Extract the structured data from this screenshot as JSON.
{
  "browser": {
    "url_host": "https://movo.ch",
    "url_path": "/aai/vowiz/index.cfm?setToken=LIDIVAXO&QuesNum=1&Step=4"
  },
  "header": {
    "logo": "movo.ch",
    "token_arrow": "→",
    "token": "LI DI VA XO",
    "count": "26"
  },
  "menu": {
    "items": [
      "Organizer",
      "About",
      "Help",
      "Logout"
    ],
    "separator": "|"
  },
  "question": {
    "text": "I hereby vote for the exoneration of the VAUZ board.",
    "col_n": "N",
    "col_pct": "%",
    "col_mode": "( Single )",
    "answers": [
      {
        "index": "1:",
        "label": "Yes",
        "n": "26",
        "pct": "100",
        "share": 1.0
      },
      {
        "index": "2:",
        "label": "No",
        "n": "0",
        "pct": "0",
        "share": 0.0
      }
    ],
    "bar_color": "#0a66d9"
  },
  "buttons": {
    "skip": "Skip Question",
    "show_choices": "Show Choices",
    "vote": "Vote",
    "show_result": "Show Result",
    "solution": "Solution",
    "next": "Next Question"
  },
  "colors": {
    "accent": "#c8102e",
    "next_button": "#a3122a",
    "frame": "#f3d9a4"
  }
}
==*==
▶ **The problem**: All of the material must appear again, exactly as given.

▶ **Solution to the problem**:
Extract the structured data from this screenshot as JSON.
{
  "browser": {
    "url_host": "https://movo.ch",
    "url_path": "/aai/vowiz/index.cfm?setToken=LIDIVAXO&QuesNum=1&Step=4"
  },
  "header": {
    "logo": "movo.ch",
    "token_arrow": "→",
    "token": "LI DI VA XO",
    "count": "26"
  },
  "menu": {
    "items": [
      "Organizer",
      "About",
      "Help",
      "Logout"
    ],
    "separator": "|"
  },
  "question": {
    "text": "I hereby vote for the exoneration of the VAUZ board.",
    "col_n": "N",
    "col_pct": "%",
    "col_mode": "( Single )",
    "answers": [
      {
        "index": "1:",
        "label": "Yes",
        "n": "26",
        "pct": "100",
        "share": 1.0
      },
      {
        "index": "2:",
        "label": "No",
        "n": "0",
        "pct": "0",
        "share": 0.0
      }
    ],
    "bar_color": "#0a66d9"
  },
  "buttons": {
    "skip": "Skip Question",
    "show_choices": "Show Choices",
    "vote": "Vote",
    "show_result": "Show Result",
    "solution": "Solution",
    "next": "Next Question"
  },
  "colors": {
    "accent": "#c8102e",
    "next_button": "#a3122a",
    "frame": "#f3d9a4"
  }
}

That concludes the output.